Someday and somewhere somebody with a working knowledge of what to be observing in the field is going to be rewarded with a sighting or encounter. Hopefully, you'll have the audio, video or photographic equipment-- and luck-- to document it. If I had to choose between skill and luck-- I'd rather be lucky any day.

Please don't think I'm making this all sound easy, but I do hope to encourage more people to get out in the field and be alert. Not all BF enthusiasts are living in "prime" BF territory like the Pacific Northwest-- but don't overlook the credible reports coming from potential habitat areas in the eastern United States from Texas to West Virginia to Wisconsin and many points in between. To some extent, those of us residing near geographically smaller habitat areas may have the advantage because we can focus our attention in the field to pockets of land measured in dozens of square miles rather than the hundreds of thousands of square miles of wilderness in so-called "prime" territory.

For example, Midwest states like Iowa, Illinois, Indiana or Ohio may indeed be as much as 90% agricultural or urban landscapes-- this only helps limit our investigation efforts to the remaining 10% of forests and waterways. For someone with a working knowledge of the behaviors and physical evidence thought to be indicative of these animals, the odds of tracking them has to be better in a more confined area.

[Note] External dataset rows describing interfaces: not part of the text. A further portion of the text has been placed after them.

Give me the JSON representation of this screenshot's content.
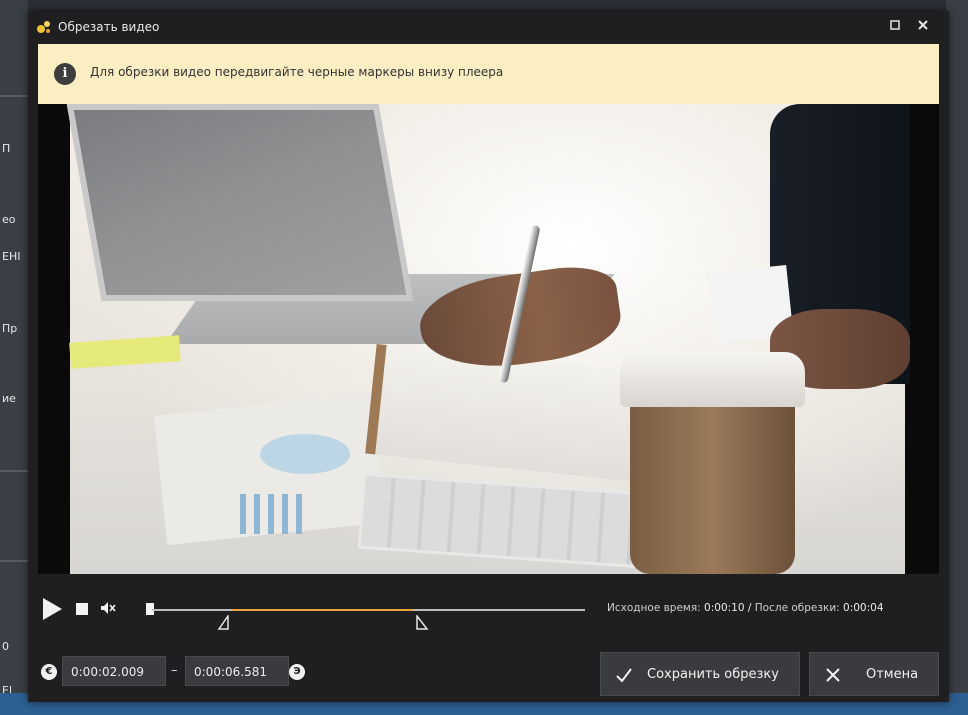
{
  "window": {
    "title": "Обрезать видео"
  },
  "background": {
    "fragments": [
      "П",
      "ео",
      "ЕНІ",
      "Пр",
      "ие",
      "0",
      "El"
    ]
  },
  "info_banner": {
    "text": "Для обрезки видео передвигайте черные маркеры внизу плеера"
  },
  "player": {
    "time_info": {
      "original_label": "Исходное время:",
      "original_value": "0:00:10",
      "separator": "/",
      "after_label": "После обрезки:",
      "after_value": "0:00:04"
    },
    "trim_start": "0:00:02.009",
    "trim_end": "0:00:06.581",
    "range_dash": "–",
    "step_left_icon_label": "€",
    "step_right_icon_label": "Э"
  },
  "buttons": {
    "save_label": "Сохранить обрезку",
    "cancel_label": "Отмена"
  },
  "colors": {
    "accent": "#e7a33e",
    "banner": "#fbeec2",
    "dialog_bg": "#1f1f21"
  }
}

SOURCE: Originally posted on 1-Jun-2006 as a discussion thread hosted at http://www.stancourtney.com/phpBB2/viewtopic.php?t=4&highlight==